Mahi mahi are quality eating fish that can be cooked in any way you like, or even as a firm texture sushi. It is a very family friendly eating fish with no little bones to worry about in the fillets.


Winter time is black jew time (although technically we get them pretty much most of the year around the area from up in the Fitzroy, Corio Bay and offshore spots like The Pinnacles and Manifold). The cold months are the time they school up around the shallow jew holes at Ironpot, Corio Heads, Double Heads and Quartz Rock. They sometimes school up along the outside rock wall at Fishermans Beach Emu Park, where I watched one fellow score half a dozen from a little tinny during the day.

These guys are tough fighting fish, especially in our shallow holes. They fight dirty and will often break you off on any structure below the water line. The can be released when caught in water under about 14m but studies have proven that almost all big black jew caught in water deeper than 15m die from barotrauma. It doesn’t matter if you swim them or lower them on a weight or even spike the air bladder – they will die not long after release. For this reason, once you have caught your dinner it’s time to move somewhere else. Black jew aren’t good sportfish unless you’re keeping them to eat.

Jewies like fresh cut slabs of mullet, mackerel, bonito, gar or bream. Their favourite food is school mackerel strips, especially when the doggies are around. They will also take pilchards and squid, the fresher the better. Most local guys use a standard paternoster rig but in the spots like Corio Heads some guys use a number 10 ball straight over an 8/0. Jew will circle the bommies or jew holes, making it seem like they have gone off the bite, and then they’ll suddenly show up, catching anglers off guard.


One of my regular offsiders recently started using big plastic vibes, Transam style, for mackerel after some recent trials. He also purchased an underwater camera with a long cable and a viewing monitor in the boat to check out the areas we fish.

The first thing I noticed was how different the bottom looked on the camera than it did on our sounder screens. It was reassuring to see though that when our sounders showed fish there were actually fish there, even though the sounders didn’t show everything.

The surprising thing for my friend was how many quality fish were at spots virtually abandoned by the locals, who had given them names like ‘Starvation Reef’. The other thing he learned was how huge the bait schools are that hang around them. He found there was so much bait at these spots that the well-fed predators were not interested in baits or lures most of the time.

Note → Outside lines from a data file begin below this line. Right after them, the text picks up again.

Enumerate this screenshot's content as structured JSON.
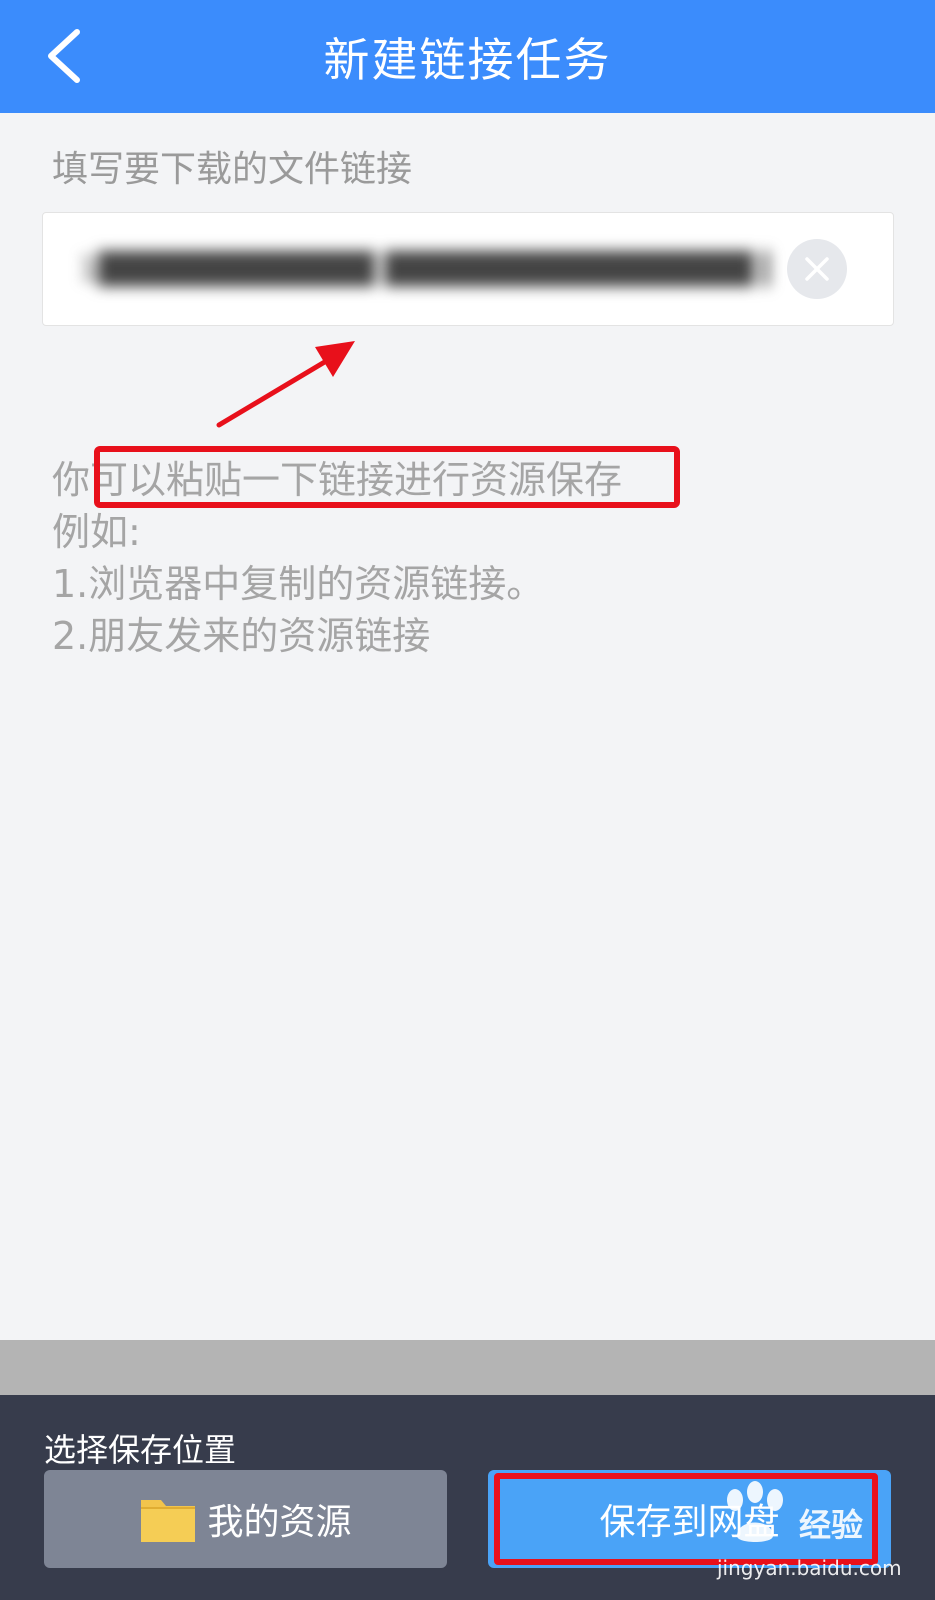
{
  "header": {
    "title": "新建链接任务"
  },
  "form": {
    "section_label": "填写要下载的文件链接",
    "url_value": "1████████████ ████████████████ ████████████5"
  },
  "hint": {
    "line1": "你可以粘贴一下链接进行资源保存",
    "line2": "例如:",
    "line3": "1.浏览器中复制的资源链接。",
    "line4": "2.朋友发来的资源链接"
  },
  "bottom": {
    "label": "选择保存位置",
    "my_resource_label": "我的资源",
    "save_label": "保存到网盘"
  },
  "watermark": {
    "brand": "经验",
    "url": "jingyan.baidu.com"
  },
  "colors": {
    "header_bg": "#3b8cfc",
    "bottom_bg": "#373c4c",
    "save_button": "#4aa3f7",
    "highlight": "#e8101b"
  },
  "icons": {
    "back": "chevron-left-icon",
    "clear": "close-icon",
    "folder": "folder-icon",
    "arrow": "arrow-annotation-icon"
  }
}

This discovery led us to experiment with techniques out of the ordinary, as well as trying different times of the tide and so forth. That’s why we tried big vibes for Spaniards. The plastics are remarkably resilient to the toothy critters. It does pay to keep a pack of cheap super glue in the tackle box to do on-the-spot lure repairs though, just in case. Plastics can be repaired or modified with super glue and they’re back to as good as new very easily.


Barramundi might have slowed a little due to the cold, but there are still plenty being taken around our area. From the middle of town all the way down to Port Alma decent fish have been caught lately. Coorooman Creek has been the quiet achiever, turning out some of the best barra of the year after the cold snap. Lures and live baits have both been doing the job, depending on where you want to fish.

We went looking for barra recently and every shallow spot we hit with a lure yielded quality flathead. From rocky points to sandy and muddy run-off gutters we scored decent flatties. If you have never caught a flatty on lures or plastics, now is the time to give it a shot. Big bream, steelback, whiting trevally, queenfish and lots of salmon are on the chew at present as well, making this June one of the best for a long time.

Reads: 2253

Matched Content ... powered by Google